Travis Dechene, midfielder, Newville Big Spring (Pa.)

One in an occasional series.

By Al Mattei

Travis Dechene only wanted what was best for his high school.

And it didn't matter that he was one of three boys playing for the Newville Big Spring (Pa.) field hockey team, or whether the team finished near the bottom of the league, or that he was also a participant in football, swimming, and track.

All he wanted to do was play. But if opposition from administrators and opposing players didn't stop him from playing field hockey, back pain first treated in 2003 eventually would.

It wasn't a back strain from playing hockey, though.
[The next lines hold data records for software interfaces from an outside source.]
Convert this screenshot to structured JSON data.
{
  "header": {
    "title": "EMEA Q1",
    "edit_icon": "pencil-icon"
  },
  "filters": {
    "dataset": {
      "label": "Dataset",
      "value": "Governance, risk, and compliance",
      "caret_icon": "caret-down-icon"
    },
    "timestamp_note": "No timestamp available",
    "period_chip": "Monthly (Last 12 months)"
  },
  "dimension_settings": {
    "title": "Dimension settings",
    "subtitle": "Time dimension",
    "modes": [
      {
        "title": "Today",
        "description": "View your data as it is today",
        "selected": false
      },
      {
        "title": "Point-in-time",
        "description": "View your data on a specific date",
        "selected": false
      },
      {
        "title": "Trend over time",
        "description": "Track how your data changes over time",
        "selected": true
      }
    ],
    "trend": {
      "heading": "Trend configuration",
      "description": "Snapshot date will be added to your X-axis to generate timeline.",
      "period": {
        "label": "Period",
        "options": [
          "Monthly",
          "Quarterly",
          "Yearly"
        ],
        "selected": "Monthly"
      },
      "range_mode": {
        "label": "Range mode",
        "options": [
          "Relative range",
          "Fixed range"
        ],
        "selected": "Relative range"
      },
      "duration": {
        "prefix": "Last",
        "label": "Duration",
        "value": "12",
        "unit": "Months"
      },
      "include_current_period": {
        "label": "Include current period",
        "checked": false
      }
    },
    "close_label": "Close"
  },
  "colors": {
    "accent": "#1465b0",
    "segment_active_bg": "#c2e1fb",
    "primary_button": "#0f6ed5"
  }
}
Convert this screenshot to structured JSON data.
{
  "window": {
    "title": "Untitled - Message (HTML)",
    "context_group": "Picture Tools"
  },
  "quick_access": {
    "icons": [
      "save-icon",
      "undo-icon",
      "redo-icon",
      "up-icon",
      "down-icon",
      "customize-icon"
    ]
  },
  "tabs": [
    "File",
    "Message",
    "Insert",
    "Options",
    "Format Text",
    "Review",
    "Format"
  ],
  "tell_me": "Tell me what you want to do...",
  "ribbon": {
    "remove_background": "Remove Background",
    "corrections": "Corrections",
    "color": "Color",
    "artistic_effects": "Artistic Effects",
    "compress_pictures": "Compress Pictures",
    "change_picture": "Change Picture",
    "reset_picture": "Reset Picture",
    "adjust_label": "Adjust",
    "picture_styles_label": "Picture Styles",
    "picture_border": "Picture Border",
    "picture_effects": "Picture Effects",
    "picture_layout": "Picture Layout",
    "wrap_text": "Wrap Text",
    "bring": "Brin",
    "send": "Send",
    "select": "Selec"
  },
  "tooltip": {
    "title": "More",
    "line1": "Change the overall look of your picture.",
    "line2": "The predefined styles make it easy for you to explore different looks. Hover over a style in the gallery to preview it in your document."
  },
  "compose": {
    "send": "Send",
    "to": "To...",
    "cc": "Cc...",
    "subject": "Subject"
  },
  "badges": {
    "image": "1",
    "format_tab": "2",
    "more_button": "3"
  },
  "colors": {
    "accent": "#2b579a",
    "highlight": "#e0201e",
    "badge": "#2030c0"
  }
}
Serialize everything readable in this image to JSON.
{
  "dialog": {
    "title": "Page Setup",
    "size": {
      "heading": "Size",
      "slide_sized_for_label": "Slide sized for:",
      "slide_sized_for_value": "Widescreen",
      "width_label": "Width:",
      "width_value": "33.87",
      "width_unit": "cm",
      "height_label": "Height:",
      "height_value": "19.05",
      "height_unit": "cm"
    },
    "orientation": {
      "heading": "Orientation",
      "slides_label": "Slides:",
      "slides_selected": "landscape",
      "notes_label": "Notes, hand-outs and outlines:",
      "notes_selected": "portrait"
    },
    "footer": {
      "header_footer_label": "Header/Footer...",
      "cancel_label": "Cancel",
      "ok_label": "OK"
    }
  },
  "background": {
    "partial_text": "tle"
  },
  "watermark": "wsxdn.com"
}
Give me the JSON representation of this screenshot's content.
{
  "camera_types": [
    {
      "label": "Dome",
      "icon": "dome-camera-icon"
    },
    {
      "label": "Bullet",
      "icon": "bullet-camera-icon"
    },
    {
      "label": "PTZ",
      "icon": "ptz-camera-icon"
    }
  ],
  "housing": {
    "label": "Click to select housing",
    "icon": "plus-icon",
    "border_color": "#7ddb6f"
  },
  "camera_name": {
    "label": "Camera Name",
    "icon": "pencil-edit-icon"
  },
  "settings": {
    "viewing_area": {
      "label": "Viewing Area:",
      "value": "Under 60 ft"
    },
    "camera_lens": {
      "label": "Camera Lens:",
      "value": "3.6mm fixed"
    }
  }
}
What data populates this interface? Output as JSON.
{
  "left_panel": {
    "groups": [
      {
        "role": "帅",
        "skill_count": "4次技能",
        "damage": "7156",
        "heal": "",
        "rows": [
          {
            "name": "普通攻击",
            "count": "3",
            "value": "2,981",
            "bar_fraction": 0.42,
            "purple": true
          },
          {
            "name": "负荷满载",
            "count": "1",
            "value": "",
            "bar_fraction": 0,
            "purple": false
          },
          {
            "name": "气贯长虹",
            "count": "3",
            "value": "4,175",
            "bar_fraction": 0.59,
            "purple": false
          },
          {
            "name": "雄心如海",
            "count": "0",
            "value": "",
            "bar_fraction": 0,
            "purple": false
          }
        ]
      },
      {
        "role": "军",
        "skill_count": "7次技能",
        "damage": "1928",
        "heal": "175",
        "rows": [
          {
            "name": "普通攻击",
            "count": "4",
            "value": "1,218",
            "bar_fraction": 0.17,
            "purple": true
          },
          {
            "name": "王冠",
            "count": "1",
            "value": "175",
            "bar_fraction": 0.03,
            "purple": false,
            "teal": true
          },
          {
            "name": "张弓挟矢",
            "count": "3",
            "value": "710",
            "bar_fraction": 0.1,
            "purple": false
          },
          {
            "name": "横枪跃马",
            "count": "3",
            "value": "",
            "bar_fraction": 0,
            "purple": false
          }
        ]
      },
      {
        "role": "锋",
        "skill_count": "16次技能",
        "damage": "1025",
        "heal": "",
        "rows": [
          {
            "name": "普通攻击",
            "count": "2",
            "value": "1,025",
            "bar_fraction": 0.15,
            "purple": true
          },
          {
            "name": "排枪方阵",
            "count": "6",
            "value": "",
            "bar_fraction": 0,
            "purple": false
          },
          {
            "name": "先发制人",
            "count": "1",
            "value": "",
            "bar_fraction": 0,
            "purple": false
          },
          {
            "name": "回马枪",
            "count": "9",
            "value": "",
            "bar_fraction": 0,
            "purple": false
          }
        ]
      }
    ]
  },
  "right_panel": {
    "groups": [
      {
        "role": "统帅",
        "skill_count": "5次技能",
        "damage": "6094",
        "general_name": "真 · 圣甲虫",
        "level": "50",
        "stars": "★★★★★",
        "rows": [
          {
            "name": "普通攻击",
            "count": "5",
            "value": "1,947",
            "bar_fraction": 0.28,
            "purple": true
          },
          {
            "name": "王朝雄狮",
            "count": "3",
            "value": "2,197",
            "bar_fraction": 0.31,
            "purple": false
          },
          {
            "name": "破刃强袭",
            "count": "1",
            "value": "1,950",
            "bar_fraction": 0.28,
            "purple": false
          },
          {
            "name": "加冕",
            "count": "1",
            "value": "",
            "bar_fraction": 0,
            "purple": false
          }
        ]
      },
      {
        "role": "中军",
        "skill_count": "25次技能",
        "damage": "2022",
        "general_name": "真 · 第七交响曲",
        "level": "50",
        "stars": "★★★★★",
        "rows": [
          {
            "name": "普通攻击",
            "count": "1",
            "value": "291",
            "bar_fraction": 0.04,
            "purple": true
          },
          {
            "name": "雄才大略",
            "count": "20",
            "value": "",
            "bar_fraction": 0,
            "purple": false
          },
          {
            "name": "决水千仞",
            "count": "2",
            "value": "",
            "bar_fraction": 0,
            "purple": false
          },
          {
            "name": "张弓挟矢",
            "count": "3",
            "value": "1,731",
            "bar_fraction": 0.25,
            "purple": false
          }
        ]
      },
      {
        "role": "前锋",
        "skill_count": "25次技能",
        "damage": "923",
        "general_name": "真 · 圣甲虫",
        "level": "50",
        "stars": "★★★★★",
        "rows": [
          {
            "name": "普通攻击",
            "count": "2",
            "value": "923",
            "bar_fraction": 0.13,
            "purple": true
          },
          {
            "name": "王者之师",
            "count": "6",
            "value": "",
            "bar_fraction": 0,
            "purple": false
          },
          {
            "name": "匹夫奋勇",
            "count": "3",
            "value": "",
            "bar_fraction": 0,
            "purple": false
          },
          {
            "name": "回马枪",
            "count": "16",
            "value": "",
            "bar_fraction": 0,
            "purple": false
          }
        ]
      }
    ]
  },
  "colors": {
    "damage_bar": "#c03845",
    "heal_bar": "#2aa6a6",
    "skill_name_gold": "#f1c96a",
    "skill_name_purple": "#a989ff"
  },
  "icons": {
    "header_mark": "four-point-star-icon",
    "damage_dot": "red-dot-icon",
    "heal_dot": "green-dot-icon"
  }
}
It was bone cancer.

Aggressive treatments commenced at Johns Hopkins University Hospital in Baltimore. But the cancer was even more aggressive.

But as time wore on through chemotherapy, Dechene thought his place had to be elsewhere.

"He would go to the swim meets and cheer on the team," said Big Springs principal John Scudder to The Carlisle Sentinel. He would be exhausted but come in to cheer on Big Spring High School. That's the kind of kid he was - very selfless, very caring."

That selflessness transferred over to the student body. The school's dance marathon was renamed The Trav-A-Palooza Mini-Thon, with proceeds going to his cancer treatments.

He had hoped to graduate at the end of the 2005 academic year, but he lost his battle Oct. 21, 2004.

"He was a wonderful young guy with a heart of gold," Scudder says. "He would do anything for anybody. If you saw Travis, you would never know the pain and suffering he was going through."

Travis Dechene is now in a better place, both as a field hockey pioneer and as a person. And, perhaps, it serves as an object lesson for us all.